"Memories are made of the things that you overcome, not the trip where everything went as scripted! We were not disappointed with the trip in any way! Uncertainties about having accommodations and being able to get dollars converted to pesos was part of "the adventure". And, what's a trip without getting lost? The locals were very warm and friendly and tried to be helpful. Three of us accepted the challenge from Batopilas to Urique. We have 161 more miles of tall tales to tell than the rest.
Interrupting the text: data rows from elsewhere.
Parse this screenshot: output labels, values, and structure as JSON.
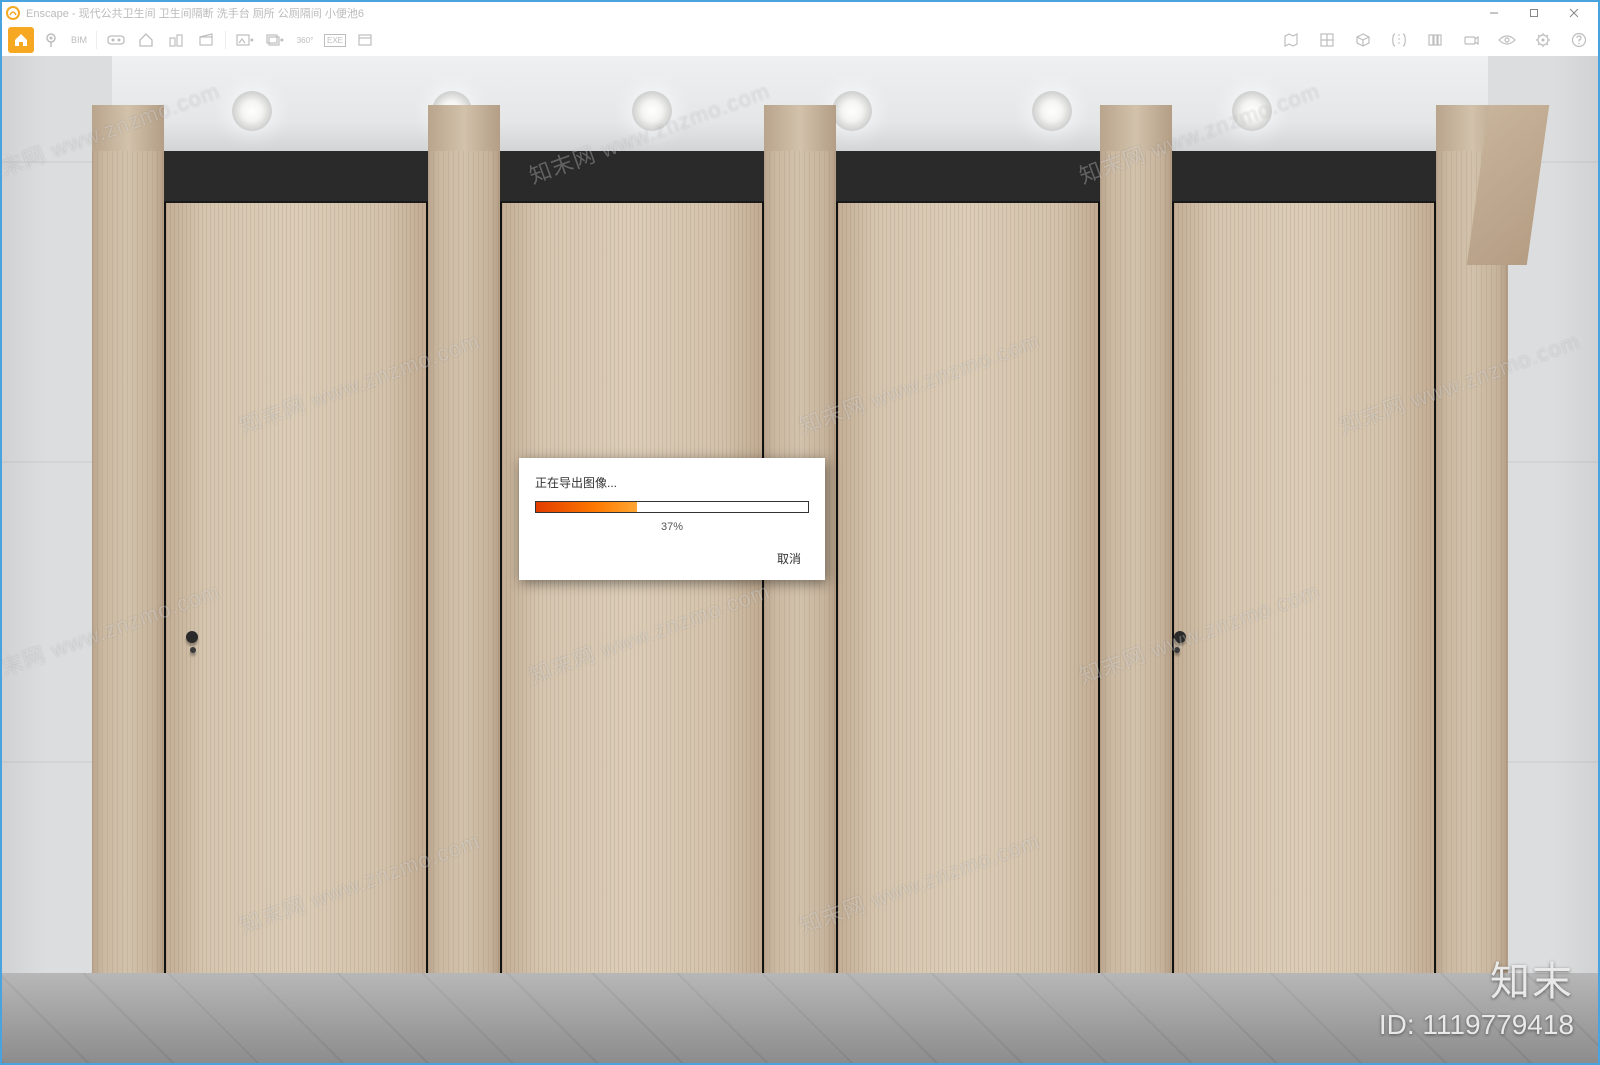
{
  "app": {
    "name": "Enscape",
    "title": "Enscape - 现代公共卫生间 卫生间隔断 洗手台 厕所 公厕隔间 小便池6"
  },
  "window_controls": {
    "minimize": "–",
    "maximize": "▢",
    "close": "×"
  },
  "toolbar": {
    "left_items": [
      {
        "icon": "home-icon",
        "label": ""
      },
      {
        "icon": "pin-icon",
        "label": ""
      },
      {
        "icon": "bim-icon",
        "label": "BIM"
      },
      {
        "icon": "vr-goggles-icon",
        "label": ""
      },
      {
        "icon": "house-outline-icon",
        "label": ""
      },
      {
        "icon": "buildings-icon",
        "label": ""
      },
      {
        "icon": "clapboard-icon",
        "label": ""
      },
      {
        "icon": "export-image-icon",
        "label": ""
      },
      {
        "icon": "export-batch-icon",
        "label": ""
      },
      {
        "icon": "panorama-360-icon",
        "label": "360°"
      },
      {
        "icon": "export-exe-icon",
        "label": "EXE"
      },
      {
        "icon": "export-web-icon",
        "label": ""
      }
    ],
    "right_items": [
      {
        "icon": "map-icon"
      },
      {
        "icon": "asset-library-icon"
      },
      {
        "icon": "cube-icon"
      },
      {
        "icon": "compare-icon"
      },
      {
        "icon": "views-icon"
      },
      {
        "icon": "camera-icon"
      },
      {
        "icon": "visibility-icon"
      },
      {
        "icon": "settings-icon"
      },
      {
        "icon": "help-icon"
      }
    ]
  },
  "dialog": {
    "title": "正在导出图像...",
    "percent_value": 37,
    "percent_label": "37%",
    "cancel_label": "取消"
  },
  "watermark": {
    "repeat_text": "知末网 www.znzmo.com",
    "brand": "知末",
    "id_label": "ID: 1119779418"
  },
  "colors": {
    "accent": "#f7a823",
    "window_border": "#4aa3df",
    "progress_start": "#e23c00",
    "progress_end": "#ffa733"
  }
}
My first college roommate read my story and sent this reply. ".. Now you can sit back and wait for the movie offers to roll in -- the movie teaser will be something like, "See a dozen hardened bike hoodlums terrorize entire villages in Northern Mexico as they ride through marketplaces and churches at top speed, torturing defenseless communities, and looting what little the poor families have worked for all their lives. Know as the Dirty Dozen, they . . . The original assumption that the most severe injury was a sprained ankle in error. I learned 2 weeks later that the sprain was actually a minor bone fracture. One that only required a Velcro walking cast - that he wears occasionally. Below are a few photos to give you an ideas of the "fun" roads?? we took. (1) We started at the very bottom and came over this pass, where the buzzards checked us out. (2) This shows part of the 6,000 ft. drop down in to Batopilas. (3) Close up of some of the road?? in photo two. Remember everything brought to Batopilas comes over this road. (4) Second highest (812') waterfall in Mexico, and 28th in world.
Story by Bob Dow